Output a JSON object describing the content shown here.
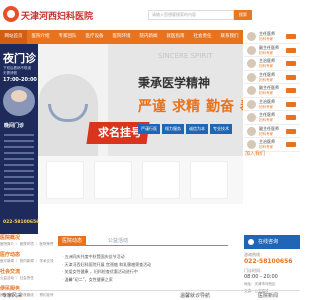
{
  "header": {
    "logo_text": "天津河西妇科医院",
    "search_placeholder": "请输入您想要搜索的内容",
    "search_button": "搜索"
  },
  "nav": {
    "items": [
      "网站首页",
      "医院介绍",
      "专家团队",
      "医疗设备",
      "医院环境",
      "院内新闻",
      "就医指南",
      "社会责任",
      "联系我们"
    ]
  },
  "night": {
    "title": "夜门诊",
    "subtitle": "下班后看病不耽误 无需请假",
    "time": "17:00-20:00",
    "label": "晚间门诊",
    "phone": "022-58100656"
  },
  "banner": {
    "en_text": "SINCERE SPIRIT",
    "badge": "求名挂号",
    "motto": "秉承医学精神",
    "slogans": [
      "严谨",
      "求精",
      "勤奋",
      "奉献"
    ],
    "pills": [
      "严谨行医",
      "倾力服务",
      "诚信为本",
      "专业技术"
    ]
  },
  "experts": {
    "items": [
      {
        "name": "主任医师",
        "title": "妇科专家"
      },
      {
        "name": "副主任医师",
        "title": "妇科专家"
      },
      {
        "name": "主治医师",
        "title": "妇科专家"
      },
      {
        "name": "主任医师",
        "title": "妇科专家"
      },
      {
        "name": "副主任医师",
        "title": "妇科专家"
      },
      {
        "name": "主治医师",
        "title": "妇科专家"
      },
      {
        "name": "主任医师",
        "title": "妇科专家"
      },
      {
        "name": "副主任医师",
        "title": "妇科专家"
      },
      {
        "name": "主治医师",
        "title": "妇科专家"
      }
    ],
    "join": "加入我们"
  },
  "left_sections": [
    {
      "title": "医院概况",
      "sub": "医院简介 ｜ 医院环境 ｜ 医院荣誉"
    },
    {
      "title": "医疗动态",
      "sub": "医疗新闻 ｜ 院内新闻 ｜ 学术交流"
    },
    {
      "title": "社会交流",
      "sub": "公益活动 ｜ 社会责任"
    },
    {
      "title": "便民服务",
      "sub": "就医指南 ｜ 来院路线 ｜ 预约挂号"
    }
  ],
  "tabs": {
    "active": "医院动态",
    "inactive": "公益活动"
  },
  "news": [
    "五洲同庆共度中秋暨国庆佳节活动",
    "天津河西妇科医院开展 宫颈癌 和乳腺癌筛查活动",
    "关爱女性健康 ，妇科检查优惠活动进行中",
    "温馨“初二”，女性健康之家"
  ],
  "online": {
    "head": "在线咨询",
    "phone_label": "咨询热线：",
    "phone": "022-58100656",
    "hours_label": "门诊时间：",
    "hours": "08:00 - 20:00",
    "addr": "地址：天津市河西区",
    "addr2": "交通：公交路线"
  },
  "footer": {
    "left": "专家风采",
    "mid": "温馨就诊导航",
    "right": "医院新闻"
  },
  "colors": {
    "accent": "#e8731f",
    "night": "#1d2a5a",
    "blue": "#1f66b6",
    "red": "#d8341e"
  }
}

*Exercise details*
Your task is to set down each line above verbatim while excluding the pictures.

*Response for this exercise*
Output a JSON object describing the content shown here.
{
  "header": {
    "logo_text": "天津河西妇科医院",
    "search_placeholder": "请输入您想要搜索的内容",
    "search_button": "搜索"
  },
  "nav": {
    "items": [
      "网站首页",
      "医院介绍",
      "专家团队",
      "医疗设备",
      "医院环境",
      "院内新闻",
      "就医指南",
      "社会责任",
      "联系我们"
    ]
  },
  "night": {
    "title": "夜门诊",
    "subtitle": "下班后看病不耽误 无需请假",
    "time": "17:00-20:00",
    "label": "晚间门诊",
    "phone": "022-58100656"
  },
  "banner": {
    "en_text": "SINCERE SPIRIT",
    "badge": "求名挂号",
    "motto": "秉承医学精神",
    "slogans": [
      "严谨",
      "求精",
      "勤奋",
      "奉献"
    ],
    "pills": [
      "严谨行医",
      "倾力服务",
      "诚信为本",
      "专业技术"
    ]
  },
  "experts": {
    "items": [
      {
        "name": "主任医师",
        "title": "妇科专家"
      },
      {
        "name": "副主任医师",
        "title": "妇科专家"
      },
      {
        "name": "主治医师",
        "title": "妇科专家"
      },
      {
        "name": "主任医师",
        "title": "妇科专家"
      },
      {
        "name": "副主任医师",
        "title": "妇科专家"
      },
      {
        "name": "主治医师",
        "title": "妇科专家"
      },
      {
        "name": "主任医师",
        "title": "妇科专家"
      },
      {
        "name": "副主任医师",
        "title": "妇科专家"
      },
      {
        "name": "主治医师",
        "title": "妇科专家"
      }
    ],
    "join": "加入我们"
  },
  "left_sections": [
    {
      "title": "医院概况",
      "sub": "医院简介 ｜ 医院环境 ｜ 医院荣誉"
    },
    {
      "title": "医疗动态",
      "sub": "医疗新闻 ｜ 院内新闻 ｜ 学术交流"
    },
    {
      "title": "社会交流",
      "sub": "公益活动 ｜ 社会责任"
    },
    {
      "title": "便民服务",
      "sub": "就医指南 ｜ 来院路线 ｜ 预约挂号"
    }
  ],
  "tabs": {
    "active": "医院动态",
    "inactive": "公益活动"
  },
  "news": [
    "五洲同庆共度中秋暨国庆佳节活动",
    "天津河西妇科医院开展 宫颈癌 和乳腺癌筛查活动",
    "关爱女性健康 ，妇科检查优惠活动进行中",
    "温馨“初二”，女性健康之家"
  ],
  "online": {
    "head": "在线咨询",
    "phone_label": "咨询热线：",
    "phone": "022-58100656",
    "hours_label": "门诊时间：",
    "hours": "08:00 - 20:00",
    "addr": "地址：天津市河西区",
    "addr2": "交通：公交路线"
  },
  "footer": {
    "left": "专家风采",
    "mid": "温馨就诊导航",
    "right": "医院新闻"
  },
  "colors": {
    "accent": "#e8731f",
    "night": "#1d2a5a",
    "blue": "#1f66b6",
    "red": "#d8341e"
  }
}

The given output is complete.